::: RECORD EXTRACTS
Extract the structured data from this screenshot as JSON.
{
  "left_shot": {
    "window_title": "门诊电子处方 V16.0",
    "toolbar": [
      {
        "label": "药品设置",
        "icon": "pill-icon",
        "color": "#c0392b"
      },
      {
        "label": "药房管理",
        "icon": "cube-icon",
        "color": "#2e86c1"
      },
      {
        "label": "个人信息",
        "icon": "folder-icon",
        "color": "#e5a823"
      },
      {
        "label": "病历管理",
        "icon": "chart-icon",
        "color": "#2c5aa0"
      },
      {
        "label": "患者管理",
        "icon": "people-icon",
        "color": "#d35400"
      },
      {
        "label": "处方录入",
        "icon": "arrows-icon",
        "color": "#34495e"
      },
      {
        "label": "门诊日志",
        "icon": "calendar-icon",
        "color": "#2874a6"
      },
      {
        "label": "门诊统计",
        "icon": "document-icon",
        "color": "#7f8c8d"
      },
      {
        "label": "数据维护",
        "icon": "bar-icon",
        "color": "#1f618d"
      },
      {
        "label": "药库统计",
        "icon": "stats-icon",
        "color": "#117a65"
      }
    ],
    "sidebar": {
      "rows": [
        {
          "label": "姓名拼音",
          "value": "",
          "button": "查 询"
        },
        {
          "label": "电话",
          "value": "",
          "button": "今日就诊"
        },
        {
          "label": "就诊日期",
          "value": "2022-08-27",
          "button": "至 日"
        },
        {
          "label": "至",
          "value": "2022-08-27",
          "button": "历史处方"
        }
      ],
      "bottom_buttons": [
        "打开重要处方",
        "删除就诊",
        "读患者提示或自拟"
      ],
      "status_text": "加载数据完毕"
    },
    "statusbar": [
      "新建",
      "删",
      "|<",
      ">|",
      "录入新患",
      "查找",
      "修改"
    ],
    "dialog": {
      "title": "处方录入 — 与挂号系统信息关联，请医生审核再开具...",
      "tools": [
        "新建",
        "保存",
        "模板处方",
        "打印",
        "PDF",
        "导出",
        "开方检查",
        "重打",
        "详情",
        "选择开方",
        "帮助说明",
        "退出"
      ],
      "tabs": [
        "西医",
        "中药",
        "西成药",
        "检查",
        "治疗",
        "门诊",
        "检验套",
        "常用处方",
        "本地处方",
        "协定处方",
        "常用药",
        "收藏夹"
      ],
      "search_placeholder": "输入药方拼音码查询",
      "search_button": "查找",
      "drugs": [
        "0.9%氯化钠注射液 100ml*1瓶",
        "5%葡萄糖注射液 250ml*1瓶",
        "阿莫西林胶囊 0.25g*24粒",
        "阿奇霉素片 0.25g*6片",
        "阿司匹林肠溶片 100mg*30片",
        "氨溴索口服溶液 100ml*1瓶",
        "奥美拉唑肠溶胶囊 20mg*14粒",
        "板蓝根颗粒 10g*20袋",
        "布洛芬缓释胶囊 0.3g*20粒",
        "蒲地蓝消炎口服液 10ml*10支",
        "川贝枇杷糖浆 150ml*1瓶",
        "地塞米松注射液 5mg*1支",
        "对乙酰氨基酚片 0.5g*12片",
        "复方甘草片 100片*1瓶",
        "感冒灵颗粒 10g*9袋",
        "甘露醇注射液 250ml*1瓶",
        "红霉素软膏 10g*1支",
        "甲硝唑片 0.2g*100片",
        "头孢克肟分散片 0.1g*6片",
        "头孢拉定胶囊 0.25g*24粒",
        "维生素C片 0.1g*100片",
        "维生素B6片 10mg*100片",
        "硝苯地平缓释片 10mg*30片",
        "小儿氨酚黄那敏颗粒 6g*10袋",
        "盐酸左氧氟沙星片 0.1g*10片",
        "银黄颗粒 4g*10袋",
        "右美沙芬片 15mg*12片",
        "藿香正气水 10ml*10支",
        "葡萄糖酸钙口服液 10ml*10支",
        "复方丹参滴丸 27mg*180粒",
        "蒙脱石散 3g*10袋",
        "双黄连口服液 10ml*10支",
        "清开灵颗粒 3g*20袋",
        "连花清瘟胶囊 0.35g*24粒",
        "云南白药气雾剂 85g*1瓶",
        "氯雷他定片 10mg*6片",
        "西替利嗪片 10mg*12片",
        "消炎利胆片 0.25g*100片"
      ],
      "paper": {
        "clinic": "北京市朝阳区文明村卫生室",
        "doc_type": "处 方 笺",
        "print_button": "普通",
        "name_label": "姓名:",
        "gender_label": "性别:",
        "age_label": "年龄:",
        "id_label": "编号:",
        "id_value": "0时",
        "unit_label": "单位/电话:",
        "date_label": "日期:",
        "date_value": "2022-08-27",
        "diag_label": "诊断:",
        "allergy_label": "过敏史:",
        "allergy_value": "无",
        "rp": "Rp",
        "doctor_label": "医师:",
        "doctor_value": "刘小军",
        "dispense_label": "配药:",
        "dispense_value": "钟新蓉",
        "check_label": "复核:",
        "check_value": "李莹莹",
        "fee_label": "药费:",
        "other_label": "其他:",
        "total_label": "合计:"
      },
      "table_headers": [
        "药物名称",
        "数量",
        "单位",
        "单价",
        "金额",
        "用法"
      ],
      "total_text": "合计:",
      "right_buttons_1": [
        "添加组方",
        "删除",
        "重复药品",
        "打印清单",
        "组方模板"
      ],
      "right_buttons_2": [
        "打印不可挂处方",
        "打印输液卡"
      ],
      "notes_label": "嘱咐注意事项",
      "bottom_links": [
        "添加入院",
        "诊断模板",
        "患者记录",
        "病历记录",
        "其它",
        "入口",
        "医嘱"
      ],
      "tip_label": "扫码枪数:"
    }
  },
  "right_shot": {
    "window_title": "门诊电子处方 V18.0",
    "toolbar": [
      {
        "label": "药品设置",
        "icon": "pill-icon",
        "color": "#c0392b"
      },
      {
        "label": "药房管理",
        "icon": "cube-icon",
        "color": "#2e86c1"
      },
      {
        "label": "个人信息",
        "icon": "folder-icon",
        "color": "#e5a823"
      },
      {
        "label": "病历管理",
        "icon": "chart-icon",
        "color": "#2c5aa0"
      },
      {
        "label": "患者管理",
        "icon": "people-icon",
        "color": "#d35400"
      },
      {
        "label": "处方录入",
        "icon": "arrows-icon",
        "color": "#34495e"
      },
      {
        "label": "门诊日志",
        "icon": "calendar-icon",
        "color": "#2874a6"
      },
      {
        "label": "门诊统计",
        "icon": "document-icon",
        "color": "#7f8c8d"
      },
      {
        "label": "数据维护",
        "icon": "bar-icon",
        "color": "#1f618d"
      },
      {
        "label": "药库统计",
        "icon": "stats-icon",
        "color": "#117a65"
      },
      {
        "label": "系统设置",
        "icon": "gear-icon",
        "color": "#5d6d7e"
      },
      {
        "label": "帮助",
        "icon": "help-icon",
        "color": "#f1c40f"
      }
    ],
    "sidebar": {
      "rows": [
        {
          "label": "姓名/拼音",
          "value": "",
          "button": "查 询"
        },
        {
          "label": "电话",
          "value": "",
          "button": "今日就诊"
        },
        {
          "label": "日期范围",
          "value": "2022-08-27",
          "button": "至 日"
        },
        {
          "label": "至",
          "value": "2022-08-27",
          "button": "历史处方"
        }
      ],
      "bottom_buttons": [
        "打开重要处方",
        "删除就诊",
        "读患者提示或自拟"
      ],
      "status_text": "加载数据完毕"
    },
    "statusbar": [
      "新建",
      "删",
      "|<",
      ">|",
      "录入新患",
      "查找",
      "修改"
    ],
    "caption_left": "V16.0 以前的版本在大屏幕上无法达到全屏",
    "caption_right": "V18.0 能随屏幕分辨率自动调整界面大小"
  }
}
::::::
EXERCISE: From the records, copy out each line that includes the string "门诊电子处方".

WORKED SOLUTION:
    "window_title": "门诊电子处方 V16.0",
    "window_title": "门诊电子处方 V18.0",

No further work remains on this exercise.